Task goal — Select the lines below containing the word "SCROLL".

┌─ Source records

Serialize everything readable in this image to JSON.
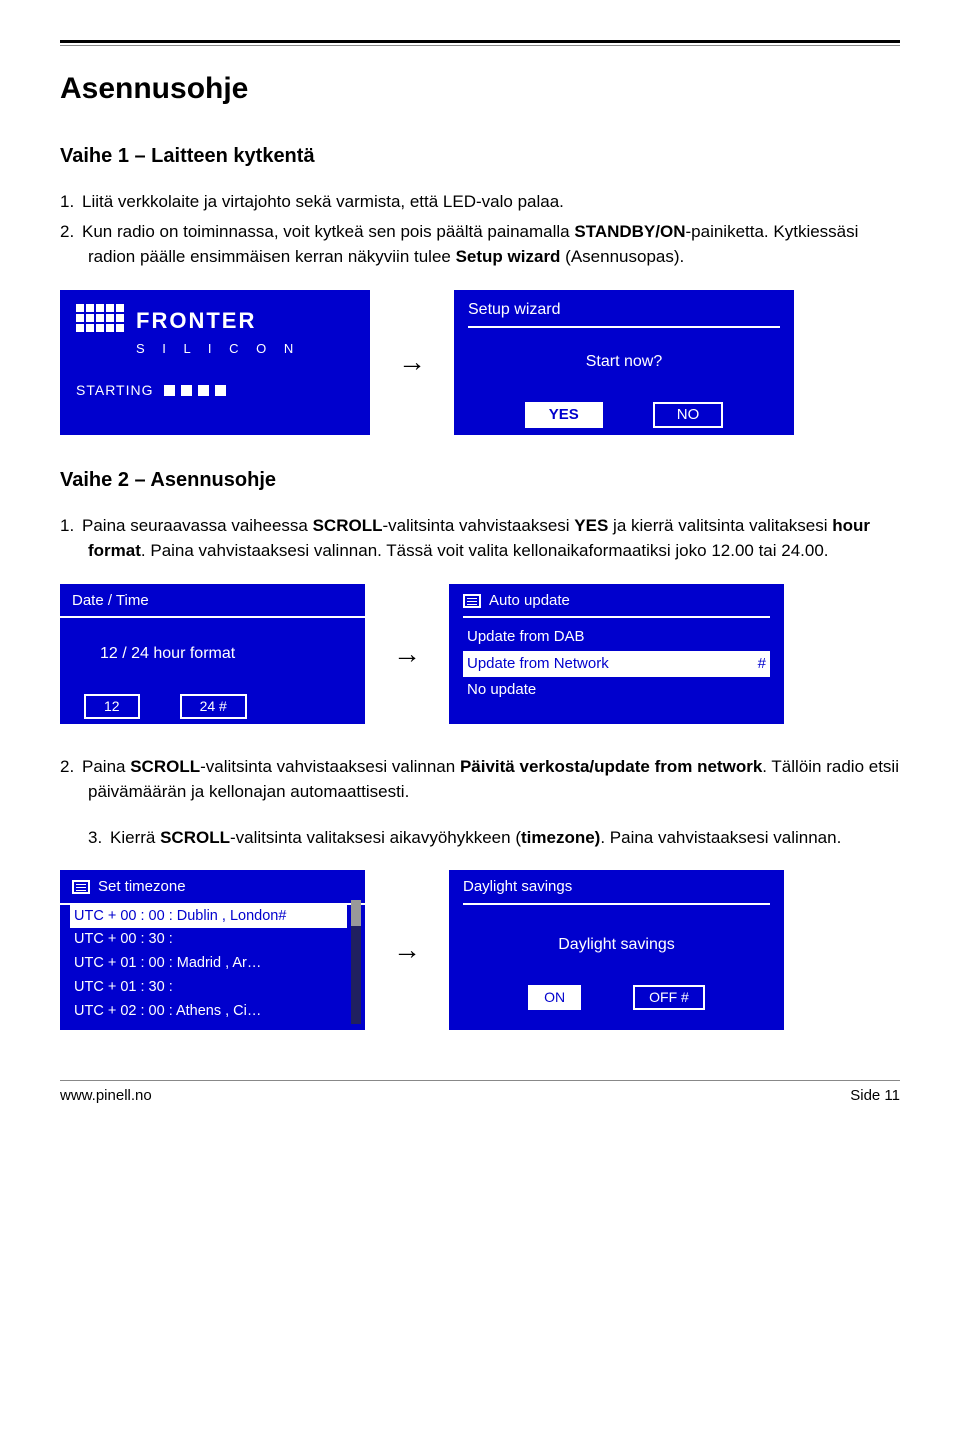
{
  "page_title": "Asennusohje",
  "step1": {
    "heading": "Vaihe 1 – Laitteen kytkentä",
    "li1_num": "1.",
    "li1_text": "Liitä verkkolaite ja virtajohto sekä varmista, että LED-valo palaa.",
    "li2_num": "2.",
    "li2_a": "Kun radio on toiminnassa, voit kytkeä sen pois päältä painamalla ",
    "li2_b": "STANDBY/ON",
    "li2_c": "-painiketta. Kytkiessäsi radion päälle ensimmäisen kerran näkyviin tulee ",
    "li2_d": "Setup wizard",
    "li2_e": " (Asennusopas)."
  },
  "screen_boot": {
    "brand_top": "FRONTER",
    "brand_bottom": "S I L I C O N",
    "starting": "STARTING"
  },
  "screen_wizard": {
    "title": "Setup  wizard",
    "prompt": "Start  now?",
    "yes": "YES",
    "no": "NO"
  },
  "step2": {
    "heading": "Vaihe 2 – Asennusohje",
    "li1_num": "1.",
    "li1_a": "Paina seuraavassa vaiheessa ",
    "li1_b": "SCROLL",
    "li1_c": "-valitsinta vahvistaaksesi ",
    "li1_d": "YES",
    "li1_e": " ja kierrä valitsinta valitaksesi ",
    "li1_f": "hour format",
    "li1_g": ". Paina vahvistaaksesi valinnan. Tässä voit valita kellonaikaformaatiksi joko 12.00 tai 24.00."
  },
  "screen_datetime": {
    "title": "Date / Time",
    "mid": "12 / 24  hour  format",
    "opt12": "12",
    "opt24": "24  #"
  },
  "screen_update": {
    "title": "Auto  update",
    "r1": "Update  from  DAB",
    "r2": "Update  from  Network",
    "r2_hash": "#",
    "r3": "No  update"
  },
  "tail": {
    "li2_num": "2.",
    "li2_a": "Paina ",
    "li2_b": "SCROLL",
    "li2_c": "-valitsinta vahvistaaksesi valinnan ",
    "li2_d": "Päivitä verkosta/update from network",
    "li2_e": ". Tällöin radio etsii päivämäärän ja kellonajan automaattisesti.",
    "li3_num": "3.",
    "li3_a": "Kierrä ",
    "li3_b": "SCROLL",
    "li3_c": "-valitsinta valitaksesi aikavyöhykkeen (",
    "li3_d": "timezone)",
    "li3_e": ". Paina vahvistaaksesi valinnan."
  },
  "screen_tz": {
    "title": "Set  timezone",
    "rows": [
      "UTC  + 00 : 00 :  Dublin , London#",
      "UTC  + 00 : 30 :",
      "UTC  + 01 : 00 : Madrid ,  Ar…",
      "UTC  + 01 : 30 :",
      "UTC  + 02 : 00 :  Athens , Ci…"
    ]
  },
  "screen_daylight": {
    "title": "Daylight  savings",
    "mid": "Daylight  savings",
    "on": "ON",
    "off": "OFF  #"
  },
  "footer": {
    "url": "www.pinell.no",
    "side": "Side 11"
  }
}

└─

Solution below —
    "li1_b": "SCROLL",
    "li2_b": "SCROLL",
    "li3_b": "SCROLL",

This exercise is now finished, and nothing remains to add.